• **Dataset records**
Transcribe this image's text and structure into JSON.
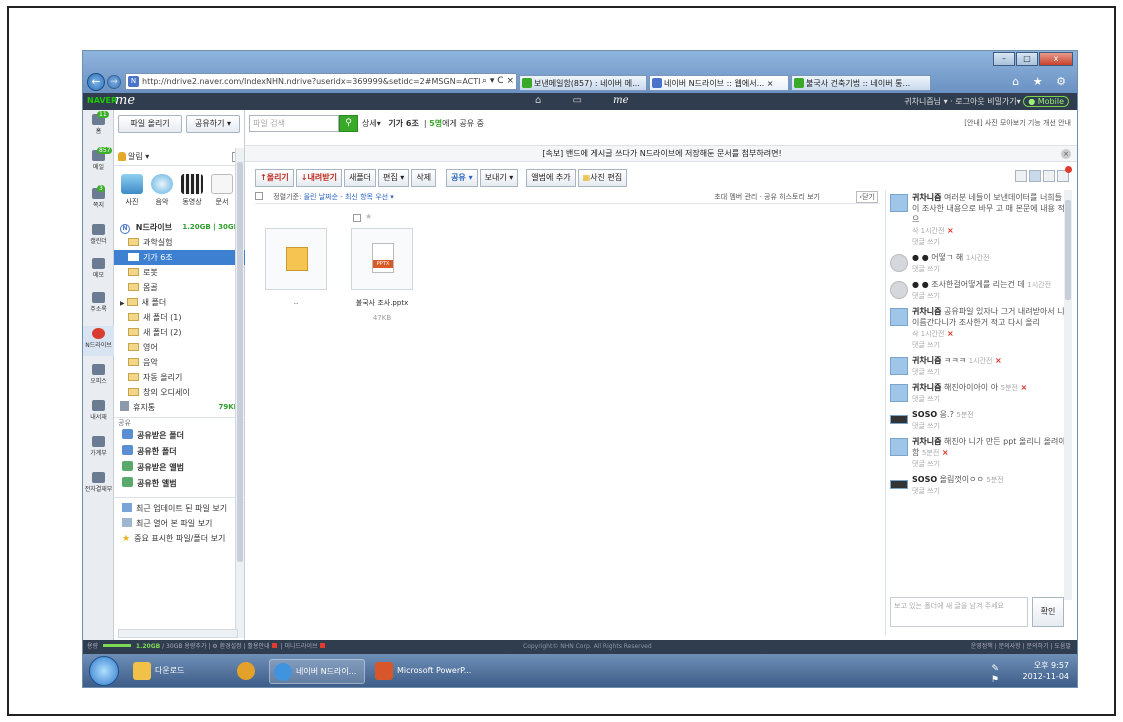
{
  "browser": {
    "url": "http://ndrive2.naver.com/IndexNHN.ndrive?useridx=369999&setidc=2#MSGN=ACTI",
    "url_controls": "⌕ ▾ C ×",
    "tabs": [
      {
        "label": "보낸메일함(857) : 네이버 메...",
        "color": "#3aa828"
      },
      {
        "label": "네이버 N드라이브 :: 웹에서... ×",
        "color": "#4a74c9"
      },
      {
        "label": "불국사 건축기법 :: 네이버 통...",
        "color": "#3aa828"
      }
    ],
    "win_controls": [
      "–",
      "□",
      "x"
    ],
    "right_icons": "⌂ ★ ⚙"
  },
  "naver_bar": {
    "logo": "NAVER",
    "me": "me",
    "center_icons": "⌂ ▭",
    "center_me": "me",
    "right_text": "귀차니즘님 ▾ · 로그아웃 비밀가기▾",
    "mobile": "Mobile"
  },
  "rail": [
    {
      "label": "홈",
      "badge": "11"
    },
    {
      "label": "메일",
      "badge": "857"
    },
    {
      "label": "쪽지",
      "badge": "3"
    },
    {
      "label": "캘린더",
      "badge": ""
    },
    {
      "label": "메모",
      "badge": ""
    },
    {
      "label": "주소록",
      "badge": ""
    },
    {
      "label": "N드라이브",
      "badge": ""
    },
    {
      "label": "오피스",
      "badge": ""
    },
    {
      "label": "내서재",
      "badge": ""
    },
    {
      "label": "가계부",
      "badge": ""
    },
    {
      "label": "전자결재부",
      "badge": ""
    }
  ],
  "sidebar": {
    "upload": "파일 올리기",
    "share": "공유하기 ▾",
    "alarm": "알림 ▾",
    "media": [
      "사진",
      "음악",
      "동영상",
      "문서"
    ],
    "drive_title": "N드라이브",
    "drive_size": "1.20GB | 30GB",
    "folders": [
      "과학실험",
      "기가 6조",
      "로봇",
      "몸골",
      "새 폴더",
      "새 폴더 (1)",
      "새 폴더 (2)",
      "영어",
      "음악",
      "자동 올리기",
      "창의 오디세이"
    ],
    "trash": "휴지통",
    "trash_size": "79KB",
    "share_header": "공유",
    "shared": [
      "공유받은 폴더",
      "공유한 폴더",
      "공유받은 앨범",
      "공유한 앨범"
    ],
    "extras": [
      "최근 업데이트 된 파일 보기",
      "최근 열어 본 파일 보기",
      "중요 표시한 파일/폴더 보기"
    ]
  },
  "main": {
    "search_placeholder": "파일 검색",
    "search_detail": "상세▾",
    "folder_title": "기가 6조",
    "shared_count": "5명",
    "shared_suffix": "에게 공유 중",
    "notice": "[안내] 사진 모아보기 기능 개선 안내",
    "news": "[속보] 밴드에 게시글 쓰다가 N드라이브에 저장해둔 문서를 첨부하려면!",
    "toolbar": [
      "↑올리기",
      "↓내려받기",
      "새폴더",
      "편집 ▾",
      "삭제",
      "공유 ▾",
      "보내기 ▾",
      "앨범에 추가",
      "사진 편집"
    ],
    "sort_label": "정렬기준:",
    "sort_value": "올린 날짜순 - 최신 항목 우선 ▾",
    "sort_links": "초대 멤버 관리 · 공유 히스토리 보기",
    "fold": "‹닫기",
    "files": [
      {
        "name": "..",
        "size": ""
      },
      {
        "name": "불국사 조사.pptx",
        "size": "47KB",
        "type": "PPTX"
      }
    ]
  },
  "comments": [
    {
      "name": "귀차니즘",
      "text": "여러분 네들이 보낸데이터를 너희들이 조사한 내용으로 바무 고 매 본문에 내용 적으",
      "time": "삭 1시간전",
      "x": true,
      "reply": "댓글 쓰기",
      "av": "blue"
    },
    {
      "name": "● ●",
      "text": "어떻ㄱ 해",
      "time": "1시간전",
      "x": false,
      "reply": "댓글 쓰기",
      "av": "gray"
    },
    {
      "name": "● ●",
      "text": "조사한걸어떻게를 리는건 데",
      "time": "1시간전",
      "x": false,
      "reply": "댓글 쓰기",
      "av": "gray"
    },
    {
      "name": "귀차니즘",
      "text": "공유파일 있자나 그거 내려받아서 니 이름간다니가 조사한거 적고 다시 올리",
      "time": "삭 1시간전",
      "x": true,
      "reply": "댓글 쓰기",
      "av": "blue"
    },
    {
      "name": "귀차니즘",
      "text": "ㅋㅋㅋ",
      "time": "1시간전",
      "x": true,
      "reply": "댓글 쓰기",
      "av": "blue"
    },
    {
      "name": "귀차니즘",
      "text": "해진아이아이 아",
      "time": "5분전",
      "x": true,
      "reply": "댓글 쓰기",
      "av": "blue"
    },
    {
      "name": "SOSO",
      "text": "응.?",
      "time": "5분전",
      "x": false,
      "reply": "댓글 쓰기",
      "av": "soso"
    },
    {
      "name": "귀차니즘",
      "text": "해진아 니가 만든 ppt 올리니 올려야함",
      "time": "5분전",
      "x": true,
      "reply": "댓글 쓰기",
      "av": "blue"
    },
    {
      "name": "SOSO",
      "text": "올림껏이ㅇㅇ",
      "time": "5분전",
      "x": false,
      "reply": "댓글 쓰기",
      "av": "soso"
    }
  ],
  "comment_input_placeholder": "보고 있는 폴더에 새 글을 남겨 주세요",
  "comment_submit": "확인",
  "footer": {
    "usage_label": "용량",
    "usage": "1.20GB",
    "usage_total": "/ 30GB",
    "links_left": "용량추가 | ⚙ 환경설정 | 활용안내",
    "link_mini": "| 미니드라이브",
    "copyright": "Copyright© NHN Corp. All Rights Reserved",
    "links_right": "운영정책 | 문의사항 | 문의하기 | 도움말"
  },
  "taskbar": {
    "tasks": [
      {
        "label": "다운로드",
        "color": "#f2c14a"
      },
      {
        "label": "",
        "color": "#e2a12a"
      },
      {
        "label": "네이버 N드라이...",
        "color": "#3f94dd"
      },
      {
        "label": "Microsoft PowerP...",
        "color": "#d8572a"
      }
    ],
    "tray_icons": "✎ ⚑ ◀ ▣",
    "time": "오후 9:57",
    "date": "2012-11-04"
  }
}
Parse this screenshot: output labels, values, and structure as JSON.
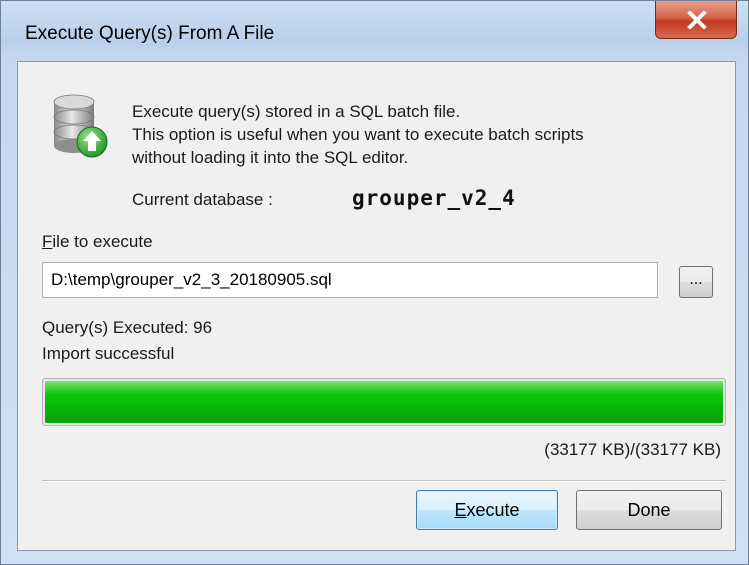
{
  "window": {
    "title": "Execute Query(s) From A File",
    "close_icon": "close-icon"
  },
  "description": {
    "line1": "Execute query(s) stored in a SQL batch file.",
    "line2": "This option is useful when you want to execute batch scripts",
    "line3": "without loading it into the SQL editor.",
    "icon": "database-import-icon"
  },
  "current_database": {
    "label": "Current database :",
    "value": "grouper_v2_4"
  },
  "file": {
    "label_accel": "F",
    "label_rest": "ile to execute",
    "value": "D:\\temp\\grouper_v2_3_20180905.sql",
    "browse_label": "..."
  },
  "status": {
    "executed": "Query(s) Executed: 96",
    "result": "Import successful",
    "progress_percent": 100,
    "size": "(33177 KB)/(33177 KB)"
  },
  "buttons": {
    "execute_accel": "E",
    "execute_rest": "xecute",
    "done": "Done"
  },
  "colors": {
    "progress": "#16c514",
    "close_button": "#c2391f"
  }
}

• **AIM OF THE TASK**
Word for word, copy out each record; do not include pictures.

• **ANSWER TO THIS PROBLEM**
Transcribe this image's text and structure into JSON.
{
  "browser": {
    "url": "http://ndrive2.naver.com/IndexNHN.ndrive?useridx=369999&setidc=2#MSGN=ACTI",
    "url_controls": "⌕ ▾ C ×",
    "tabs": [
      {
        "label": "보낸메일함(857) : 네이버 메...",
        "color": "#3aa828"
      },
      {
        "label": "네이버 N드라이브 :: 웹에서... ×",
        "color": "#4a74c9"
      },
      {
        "label": "불국사 건축기법 :: 네이버 통...",
        "color": "#3aa828"
      }
    ],
    "win_controls": [
      "–",
      "□",
      "x"
    ],
    "right_icons": "⌂ ★ ⚙"
  },
  "naver_bar": {
    "logo": "NAVER",
    "me": "me",
    "center_icons": "⌂ ▭",
    "center_me": "me",
    "right_text": "귀차니즘님 ▾ · 로그아웃 비밀가기▾",
    "mobile": "Mobile"
  },
  "rail": [
    {
      "label": "홈",
      "badge": "11"
    },
    {
      "label": "메일",
      "badge": "857"
    },
    {
      "label": "쪽지",
      "badge": "3"
    },
    {
      "label": "캘린더",
      "badge": ""
    },
    {
      "label": "메모",
      "badge": ""
    },
    {
      "label": "주소록",
      "badge": ""
    },
    {
      "label": "N드라이브",
      "badge": ""
    },
    {
      "label": "오피스",
      "badge": ""
    },
    {
      "label": "내서재",
      "badge": ""
    },
    {
      "label": "가계부",
      "badge": ""
    },
    {
      "label": "전자결재부",
      "badge": ""
    }
  ],
  "sidebar": {
    "upload": "파일 올리기",
    "share": "공유하기 ▾",
    "alarm": "알림 ▾",
    "media": [
      "사진",
      "음악",
      "동영상",
      "문서"
    ],
    "drive_title": "N드라이브",
    "drive_size": "1.20GB | 30GB",
    "folders": [
      "과학실험",
      "기가 6조",
      "로봇",
      "몸골",
      "새 폴더",
      "새 폴더 (1)",
      "새 폴더 (2)",
      "영어",
      "음악",
      "자동 올리기",
      "창의 오디세이"
    ],
    "trash": "휴지통",
    "trash_size": "79KB",
    "share_header": "공유",
    "shared": [
      "공유받은 폴더",
      "공유한 폴더",
      "공유받은 앨범",
      "공유한 앨범"
    ],
    "extras": [
      "최근 업데이트 된 파일 보기",
      "최근 열어 본 파일 보기",
      "중요 표시한 파일/폴더 보기"
    ]
  },
  "main": {
    "search_placeholder": "파일 검색",
    "search_detail": "상세▾",
    "folder_title": "기가 6조",
    "shared_count": "5명",
    "shared_suffix": "에게 공유 중",
    "notice": "[안내] 사진 모아보기 기능 개선 안내",
    "news": "[속보] 밴드에 게시글 쓰다가 N드라이브에 저장해둔 문서를 첨부하려면!",
    "toolbar": [
      "↑올리기",
      "↓내려받기",
      "새폴더",
      "편집 ▾",
      "삭제",
      "공유 ▾",
      "보내기 ▾",
      "앨범에 추가",
      "사진 편집"
    ],
    "sort_label": "정렬기준:",
    "sort_value": "올린 날짜순 - 최신 항목 우선 ▾",
    "sort_links": "초대 멤버 관리 · 공유 히스토리 보기",
    "fold": "‹닫기",
    "files": [
      {
        "name": "..",
        "size": ""
      },
      {
        "name": "불국사 조사.pptx",
        "size": "47KB",
        "type": "PPTX"
      }
    ]
  },
  "comments": [
    {
      "name": "귀차니즘",
      "text": "여러분 네들이 보낸데이터를 너희들이 조사한 내용으로 바무 고 매 본문에 내용 적으",
      "time": "삭 1시간전",
      "x": true,
      "reply": "댓글 쓰기",
      "av": "blue"
    },
    {
      "name": "● ●",
      "text": "어떻ㄱ 해",
      "time": "1시간전",
      "x": false,
      "reply": "댓글 쓰기",
      "av": "gray"
    },
    {
      "name": "● ●",
      "text": "조사한걸어떻게를 리는건 데",
      "time": "1시간전",
      "x": false,
      "reply": "댓글 쓰기",
      "av": "gray"
    },
    {
      "name": "귀차니즘",
      "text": "공유파일 있자나 그거 내려받아서 니 이름간다니가 조사한거 적고 다시 올리",
      "time": "삭 1시간전",
      "x": true,
      "reply": "댓글 쓰기",
      "av": "blue"
    },
    {
      "name": "귀차니즘",
      "text": "ㅋㅋㅋ",
      "time": "1시간전",
      "x": true,
      "reply": "댓글 쓰기",
      "av": "blue"
    },
    {
      "name": "귀차니즘",
      "text": "해진아이아이 아",
      "time": "5분전",
      "x": true,
      "reply": "댓글 쓰기",
      "av": "blue"
    },
    {
      "name": "SOSO",
      "text": "응.?",
      "time": "5분전",
      "x": false,
      "reply": "댓글 쓰기",
      "av": "soso"
    },
    {
      "name": "귀차니즘",
      "text": "해진아 니가 만든 ppt 올리니 올려야함",
      "time": "5분전",
      "x": true,
      "reply": "댓글 쓰기",
      "av": "blue"
    },
    {
      "name": "SOSO",
      "text": "올림껏이ㅇㅇ",
      "time": "5분전",
      "x": false,
      "reply": "댓글 쓰기",
      "av": "soso"
    }
  ],
  "comment_input_placeholder": "보고 있는 폴더에 새 글을 남겨 주세요",
  "comment_submit": "확인",
  "footer": {
    "usage_label": "용량",
    "usage": "1.20GB",
    "usage_total": "/ 30GB",
    "links_left": "용량추가 | ⚙ 환경설정 | 활용안내",
    "link_mini": "| 미니드라이브",
    "copyright": "Copyright© NHN Corp. All Rights Reserved",
    "links_right": "운영정책 | 문의사항 | 문의하기 | 도움말"
  },
  "taskbar": {
    "tasks": [
      {
        "label": "다운로드",
        "color": "#f2c14a"
      },
      {
        "label": "",
        "color": "#e2a12a"
      },
      {
        "label": "네이버 N드라이...",
        "color": "#3f94dd"
      },
      {
        "label": "Microsoft PowerP...",
        "color": "#d8572a"
      }
    ],
    "tray_icons": "✎ ⚑ ◀ ▣",
    "time": "오후 9:57",
    "date": "2012-11-04"
  }
}
Parse this screenshot: output labels, values, and structure as JSON.
{
  "window": {
    "title": "Execute Query(s) From A File",
    "close_icon": "close-icon"
  },
  "description": {
    "line1": "Execute query(s) stored in a SQL batch file.",
    "line2": "This option is useful when you want to execute batch scripts",
    "line3": "without loading it into the SQL editor.",
    "icon": "database-import-icon"
  },
  "current_database": {
    "label": "Current database :",
    "value": "grouper_v2_4"
  },
  "file": {
    "label_accel": "F",
    "label_rest": "ile to execute",
    "value": "D:\\temp\\grouper_v2_3_20180905.sql",
    "browse_label": "..."
  },
  "status": {
    "executed": "Query(s) Executed: 96",
    "result": "Import successful",
    "progress_percent": 100,
    "size": "(33177 KB)/(33177 KB)"
  },
  "buttons": {
    "execute_accel": "E",
    "execute_rest": "xecute",
    "done": "Done"
  },
  "colors": {
    "progress": "#16c514",
    "close_button": "#c2391f"
  }
}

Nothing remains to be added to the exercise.